------ Given data ------

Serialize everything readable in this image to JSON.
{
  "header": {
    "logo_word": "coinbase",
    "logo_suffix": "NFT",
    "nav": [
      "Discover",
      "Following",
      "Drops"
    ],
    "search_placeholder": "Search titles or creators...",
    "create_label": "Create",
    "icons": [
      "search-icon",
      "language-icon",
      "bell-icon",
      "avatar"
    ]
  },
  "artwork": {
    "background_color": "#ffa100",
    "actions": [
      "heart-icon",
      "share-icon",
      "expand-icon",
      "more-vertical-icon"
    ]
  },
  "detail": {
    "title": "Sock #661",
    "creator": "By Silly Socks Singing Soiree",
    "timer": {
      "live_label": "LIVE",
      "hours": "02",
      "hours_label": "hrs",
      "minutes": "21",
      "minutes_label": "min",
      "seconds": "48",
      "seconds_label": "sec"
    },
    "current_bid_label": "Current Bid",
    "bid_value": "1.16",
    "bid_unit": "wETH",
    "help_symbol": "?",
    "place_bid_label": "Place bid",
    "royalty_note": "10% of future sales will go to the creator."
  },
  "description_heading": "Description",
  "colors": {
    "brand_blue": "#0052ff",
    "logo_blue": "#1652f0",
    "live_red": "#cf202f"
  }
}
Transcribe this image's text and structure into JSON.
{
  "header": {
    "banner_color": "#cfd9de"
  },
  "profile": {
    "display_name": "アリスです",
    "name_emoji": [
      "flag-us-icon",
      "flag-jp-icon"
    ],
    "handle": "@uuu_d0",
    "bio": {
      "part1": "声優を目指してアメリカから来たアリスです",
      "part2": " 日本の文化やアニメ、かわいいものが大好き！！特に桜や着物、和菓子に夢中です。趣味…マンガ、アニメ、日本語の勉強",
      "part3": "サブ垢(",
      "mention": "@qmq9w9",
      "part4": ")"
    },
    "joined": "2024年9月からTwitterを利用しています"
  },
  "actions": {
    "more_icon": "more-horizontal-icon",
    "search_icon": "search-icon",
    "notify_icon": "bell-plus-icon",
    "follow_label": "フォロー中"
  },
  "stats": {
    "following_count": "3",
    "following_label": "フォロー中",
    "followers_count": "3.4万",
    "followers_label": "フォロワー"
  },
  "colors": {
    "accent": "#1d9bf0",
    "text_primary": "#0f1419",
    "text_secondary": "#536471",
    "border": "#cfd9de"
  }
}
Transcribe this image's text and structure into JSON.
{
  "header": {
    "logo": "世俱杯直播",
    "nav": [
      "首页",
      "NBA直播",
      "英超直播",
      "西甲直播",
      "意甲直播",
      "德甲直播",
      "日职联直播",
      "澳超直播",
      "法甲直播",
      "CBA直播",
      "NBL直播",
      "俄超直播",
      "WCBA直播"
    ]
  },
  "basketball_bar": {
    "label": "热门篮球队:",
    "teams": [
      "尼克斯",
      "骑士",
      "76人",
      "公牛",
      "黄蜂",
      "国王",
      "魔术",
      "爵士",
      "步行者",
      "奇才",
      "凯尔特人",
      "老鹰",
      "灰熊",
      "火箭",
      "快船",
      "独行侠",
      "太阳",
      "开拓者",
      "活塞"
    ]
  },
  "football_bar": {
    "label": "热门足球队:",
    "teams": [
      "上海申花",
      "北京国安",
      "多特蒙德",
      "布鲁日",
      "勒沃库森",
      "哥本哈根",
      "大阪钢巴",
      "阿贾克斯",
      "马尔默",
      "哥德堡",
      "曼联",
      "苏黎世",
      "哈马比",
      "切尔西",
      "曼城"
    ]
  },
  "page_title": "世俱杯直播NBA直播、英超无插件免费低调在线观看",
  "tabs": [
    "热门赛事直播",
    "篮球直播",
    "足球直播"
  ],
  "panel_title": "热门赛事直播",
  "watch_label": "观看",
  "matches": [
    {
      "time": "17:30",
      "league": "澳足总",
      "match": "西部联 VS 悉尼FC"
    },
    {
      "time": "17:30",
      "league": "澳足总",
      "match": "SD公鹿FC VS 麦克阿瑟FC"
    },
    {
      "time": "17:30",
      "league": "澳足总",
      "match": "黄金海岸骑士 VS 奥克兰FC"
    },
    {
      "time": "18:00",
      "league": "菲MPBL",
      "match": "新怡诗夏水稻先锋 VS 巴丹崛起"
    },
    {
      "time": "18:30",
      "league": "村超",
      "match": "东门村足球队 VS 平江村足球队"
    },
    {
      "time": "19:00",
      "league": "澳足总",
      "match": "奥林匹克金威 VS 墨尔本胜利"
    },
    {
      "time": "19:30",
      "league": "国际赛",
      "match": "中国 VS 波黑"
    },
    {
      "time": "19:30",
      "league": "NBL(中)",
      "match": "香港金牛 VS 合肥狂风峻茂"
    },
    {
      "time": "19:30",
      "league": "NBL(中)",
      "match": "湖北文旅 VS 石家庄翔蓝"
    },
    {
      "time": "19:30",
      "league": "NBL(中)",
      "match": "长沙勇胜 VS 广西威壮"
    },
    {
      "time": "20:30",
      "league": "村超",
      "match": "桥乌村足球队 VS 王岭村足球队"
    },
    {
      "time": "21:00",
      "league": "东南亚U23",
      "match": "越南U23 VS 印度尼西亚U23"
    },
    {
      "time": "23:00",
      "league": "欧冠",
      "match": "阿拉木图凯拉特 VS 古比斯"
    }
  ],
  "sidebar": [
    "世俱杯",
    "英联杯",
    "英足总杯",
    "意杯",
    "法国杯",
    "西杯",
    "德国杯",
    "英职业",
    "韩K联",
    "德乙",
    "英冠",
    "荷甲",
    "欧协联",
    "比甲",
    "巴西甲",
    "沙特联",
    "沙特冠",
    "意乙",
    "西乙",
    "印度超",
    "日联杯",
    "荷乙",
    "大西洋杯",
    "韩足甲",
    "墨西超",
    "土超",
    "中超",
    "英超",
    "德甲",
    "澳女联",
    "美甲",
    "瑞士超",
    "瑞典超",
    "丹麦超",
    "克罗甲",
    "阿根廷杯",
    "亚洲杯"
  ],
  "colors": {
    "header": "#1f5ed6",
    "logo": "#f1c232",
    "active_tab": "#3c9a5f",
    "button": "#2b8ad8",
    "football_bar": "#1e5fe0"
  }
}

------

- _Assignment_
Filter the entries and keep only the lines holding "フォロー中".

- _Result below_
    "follow_label": "フォロー中"
    "following_label": "フォロー中",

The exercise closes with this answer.